__WHAT TO WORK ON__:
Each record must appear in your answer exactly as it does below.

(Stored items)
◆ ◆ ◆ ◆ ◆
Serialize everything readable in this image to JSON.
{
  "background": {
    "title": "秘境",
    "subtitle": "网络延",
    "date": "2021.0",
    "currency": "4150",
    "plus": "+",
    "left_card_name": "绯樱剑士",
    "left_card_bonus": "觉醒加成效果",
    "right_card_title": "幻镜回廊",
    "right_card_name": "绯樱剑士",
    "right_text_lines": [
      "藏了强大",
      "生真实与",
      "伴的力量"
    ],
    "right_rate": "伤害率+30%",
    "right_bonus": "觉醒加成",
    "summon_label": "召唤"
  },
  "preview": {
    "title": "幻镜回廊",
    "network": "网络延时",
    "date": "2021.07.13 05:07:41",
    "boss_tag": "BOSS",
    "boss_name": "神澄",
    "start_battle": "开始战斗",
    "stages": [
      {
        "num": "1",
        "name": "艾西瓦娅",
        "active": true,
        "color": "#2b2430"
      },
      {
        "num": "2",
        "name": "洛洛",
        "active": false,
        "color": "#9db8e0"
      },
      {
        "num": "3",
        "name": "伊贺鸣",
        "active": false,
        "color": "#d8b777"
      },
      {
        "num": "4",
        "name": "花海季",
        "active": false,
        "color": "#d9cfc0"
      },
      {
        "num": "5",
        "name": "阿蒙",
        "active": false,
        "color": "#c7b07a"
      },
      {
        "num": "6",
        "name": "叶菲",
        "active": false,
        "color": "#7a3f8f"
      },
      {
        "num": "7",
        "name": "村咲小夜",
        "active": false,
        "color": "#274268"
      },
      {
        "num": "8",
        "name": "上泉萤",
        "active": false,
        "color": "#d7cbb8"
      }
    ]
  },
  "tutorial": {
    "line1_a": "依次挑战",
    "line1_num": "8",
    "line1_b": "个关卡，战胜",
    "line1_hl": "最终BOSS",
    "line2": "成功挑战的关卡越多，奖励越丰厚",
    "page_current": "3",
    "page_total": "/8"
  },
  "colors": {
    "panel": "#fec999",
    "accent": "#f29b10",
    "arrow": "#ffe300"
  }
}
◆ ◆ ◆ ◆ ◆
__TASK OUTPUT__:
Serialize everything readable in this image to JSON.
{
  "background": {
    "title": "秘境",
    "subtitle": "网络延",
    "date": "2021.0",
    "currency": "4150",
    "plus": "+",
    "left_card_name": "绯樱剑士",
    "left_card_bonus": "觉醒加成效果",
    "right_card_title": "幻镜回廊",
    "right_card_name": "绯樱剑士",
    "right_text_lines": [
      "藏了强大",
      "生真实与",
      "伴的力量"
    ],
    "right_rate": "伤害率+30%",
    "right_bonus": "觉醒加成",
    "summon_label": "召唤"
  },
  "preview": {
    "title": "幻镜回廊",
    "network": "网络延时",
    "date": "2021.07.13 05:07:41",
    "boss_tag": "BOSS",
    "boss_name": "神澄",
    "start_battle": "开始战斗",
    "stages": [
      {
        "num": "1",
        "name": "艾西瓦娅",
        "active": true,
        "color": "#2b2430"
      },
      {
        "num": "2",
        "name": "洛洛",
        "active": false,
        "color": "#9db8e0"
      },
      {
        "num": "3",
        "name": "伊贺鸣",
        "active": false,
        "color": "#d8b777"
      },
      {
        "num": "4",
        "name": "花海季",
        "active": false,
        "color": "#d9cfc0"
      },
      {
        "num": "5",
        "name": "阿蒙",
        "active": false,
        "color": "#c7b07a"
      },
      {
        "num": "6",
        "name": "叶菲",
        "active": false,
        "color": "#7a3f8f"
      },
      {
        "num": "7",
        "name": "村咲小夜",
        "active": false,
        "color": "#274268"
      },
      {
        "num": "8",
        "name": "上泉萤",
        "active": false,
        "color": "#d7cbb8"
      }
    ]
  },
  "tutorial": {
    "line1_a": "依次挑战",
    "line1_num": "8",
    "line1_b": "个关卡，战胜",
    "line1_hl": "最终BOSS",
    "line2": "成功挑战的关卡越多，奖励越丰厚",
    "page_current": "3",
    "page_total": "/8"
  },
  "colors": {
    "panel": "#fec999",
    "accent": "#f29b10",
    "arrow": "#ffe300"
  }
}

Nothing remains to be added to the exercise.